Kocan was born Peter Raymond Douglas in Newcastle, New South Wales, and raised in Melbourne. His father, an engineer, was killed in a car accident three months before his birth. Kocan's mother moved to Melbourne and remarried, but the marriage failed so Peter, his mother and younger brother moved to Sydney. Kocan left school at fourteen to work in New South Wales as a labourer and station-hand, before returning to Sydney, where he gained work as a factory-hand in a dye factory.
On the evening of 21 June 1966, while campaigning for the 1966 federal election, Arthur Calwell addressed an anti-conscription rally at Mosman Town Hall in Sydney. After Calwell left the meeting, just as his car was about to drive off, Kocan approached the passenger side of the vehicle, aimed a sawn-off rifle at Calwell's head and fired at point-blank range. The closed window deflected the bullet, which lodged harmlessly in Calwell's coat lapel. Calwell sustained only minor facial injuries from broken glass.
Kocan was tried and found guilty of attempted murder. He was sentenced to life imprisonment and was detained first at Long Bay jail in Sydney. In late December 1966, Kocan was transferred to Ward 6 for the Criminally Insane in Morisset Mental Hospital, at Morisset, south of Newcastle. Calwell visited Kocan there, and forgave him for the incident.
During his years in prison and hospital, Kocan immersed himself in history, literature and poetry after a chance remark by another inmate led him to discover the writing of Rupert Brooke. Between 1967 and 1969, the poet Michael Dransfield corresponded and exchanged poems with Kocan. These letters, which comprise drafts of poems by Dransfield, quotes of poems by other poets, and recommendations for books Kocan should read, are now held in the collection of the Academy Library of the University of New South Wales.
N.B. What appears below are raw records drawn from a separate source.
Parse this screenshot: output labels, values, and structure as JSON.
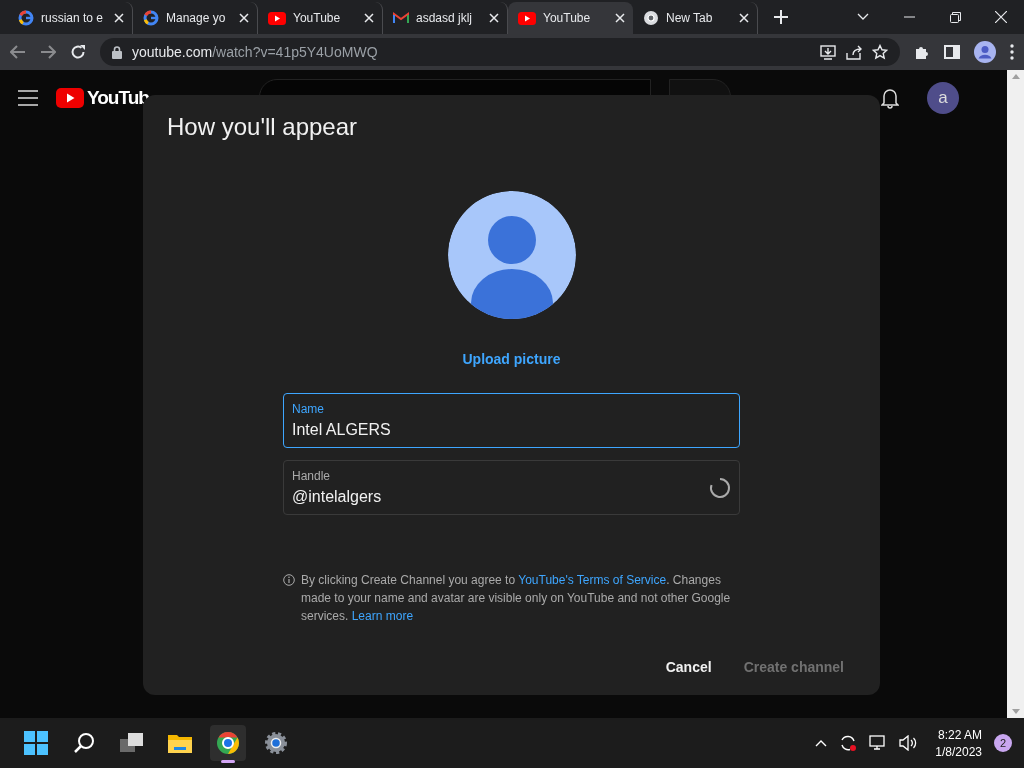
{
  "browser": {
    "tabs": [
      {
        "title": "russian to e",
        "kind": "google",
        "selected": false
      },
      {
        "title": "Manage yo",
        "kind": "google",
        "selected": false
      },
      {
        "title": "YouTube",
        "kind": "youtube",
        "selected": false
      },
      {
        "title": "asdasd jklj",
        "kind": "gmail",
        "selected": false
      },
      {
        "title": "YouTube",
        "kind": "youtube",
        "selected": true
      },
      {
        "title": "New Tab",
        "kind": "chrome",
        "selected": false
      }
    ],
    "address": {
      "host": "youtube.com",
      "path": "/watch?v=41p5Y4UoMWQ"
    }
  },
  "page_header": {
    "logo_text": "YouTub",
    "avatar_letter": "a"
  },
  "dialog": {
    "title": "How you'll appear",
    "upload_label": "Upload picture",
    "fields": [
      {
        "label": "Name",
        "value": "Intel ALGERS",
        "focused": true,
        "loading": false
      },
      {
        "label": "Handle",
        "value": "@intelalgers",
        "focused": false,
        "loading": true
      }
    ],
    "notice": [
      {
        "kind": "text",
        "text": "By clicking Create Channel you agree to "
      },
      {
        "kind": "link",
        "text": "YouTube's Terms of Service"
      },
      {
        "kind": "text",
        "text": ". Changes made to your name and avatar are visible only on YouTube and not other Google services. "
      },
      {
        "kind": "link",
        "text": "Learn more"
      }
    ],
    "buttons": [
      {
        "label": "Cancel",
        "disabled": false
      },
      {
        "label": "Create channel",
        "disabled": true
      }
    ]
  },
  "taskbar": {
    "time": "8:22 AM",
    "date": "1/8/2023",
    "notifications": "2"
  }
}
Kocan began to write poetry in 1967. Two selected works of poetry, Ceremonies for the Lost (1974) and The Other Side of the Fence (1975), were published while he was at Morisset. He was released on license from Morisset in August 1976, and began to write about his experiences. Two autobiographical novellas, The Treatment (1980) and The Cure (1983), told of his life in the asylum. The Cure won the 1983 NSW Premier's Literary Award for Fiction. His other works include the poetry volumes Freedom to Breathe (1985), Standing with Friends (1992) and Fighting in the Shade (2000), the joint collection Primary Loyalties (1999), and the science-fiction novel Flies of a Summer (1988). The novel Fresh Fields (2004), is a fictionalised account of his youth. His most recent novel, The Fable of All Our Lives (2010), is based on his life after his release from Morisset.
Kocan lived for many years on the Central Coast of New South Wales, teaching, acting, and writing drama, poetry and fiction. He gained public recognition for his work, receiving regular support from the Literary Board of the Australia Council, and has won various literary prizes. He graduated from the University of Newcastle in 1998 with a Bachelor of Arts (Honours), and obtained a master's degree. He moved to Brisbane in 2003.
Awards and nominations
- 1977: Commonwealth Institute of London Prize for The Other Side of the Fence (poetry collection)
- 1982: Mattara Poetry Prize for From the private poems of Governor Caulfield
- 1983: New South Wales Premier's Literary Awards, Christina Stead Prize for fiction for The Cure
- 2005: New South Wales Premier's Literary Awards, shortlisted for Christina Stead Prize for fiction Fresh Fields (semi-autobiographical novel)
- 2005: Queensland Premier's Literary Awards, shortlisted for Best Fiction Prize for Fresh Fields
- 2010: Australia Council Writer's Emeritus Award